TASK TO COMPLETE: Exactly reproduce the entries, dropping any pictures from your copy.

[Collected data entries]
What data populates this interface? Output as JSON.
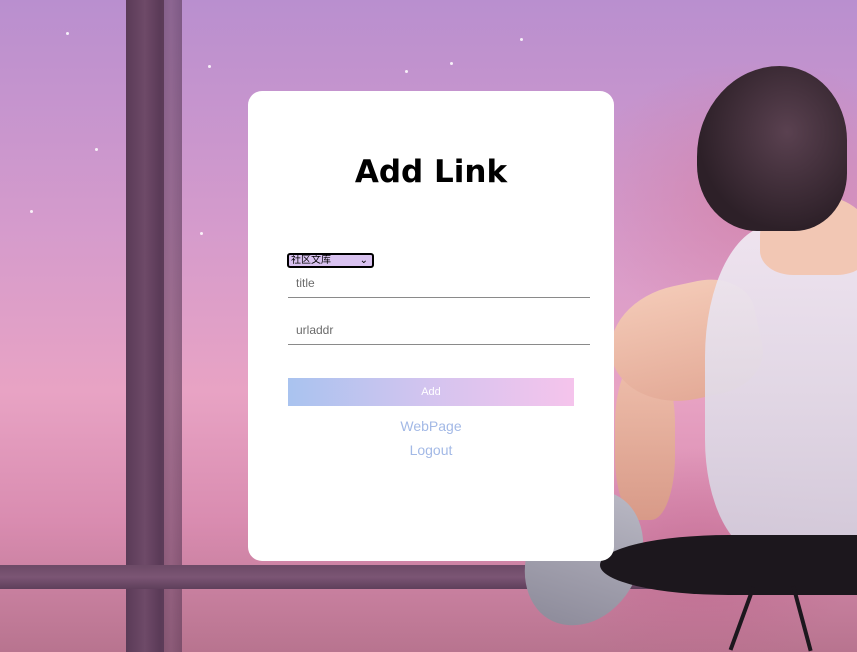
{
  "page": {
    "title": "Add Link"
  },
  "form": {
    "category_selected": "社区文库",
    "title_placeholder": "title",
    "url_placeholder": "urladdr",
    "submit_label": "Add"
  },
  "links": {
    "webpage_label": "WebPage",
    "logout_label": "Logout"
  },
  "colors": {
    "card_bg": "#ffffff",
    "button_gradient_start": "#a9c3ef",
    "button_gradient_end": "#f5c4ec",
    "link_color": "#a3b9e6"
  },
  "icons": {
    "select_arrow": "chevron-down-icon"
  }
}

ANSWER SECTION:
What data populates this interface? Output as JSON.
{
  "page": {
    "title": "Add Link"
  },
  "form": {
    "category_selected": "社区文库",
    "title_placeholder": "title",
    "url_placeholder": "urladdr",
    "submit_label": "Add"
  },
  "links": {
    "webpage_label": "WebPage",
    "logout_label": "Logout"
  },
  "colors": {
    "card_bg": "#ffffff",
    "button_gradient_start": "#a9c3ef",
    "button_gradient_end": "#f5c4ec",
    "link_color": "#a3b9e6"
  },
  "icons": {
    "select_arrow": "chevron-down-icon"
  }
}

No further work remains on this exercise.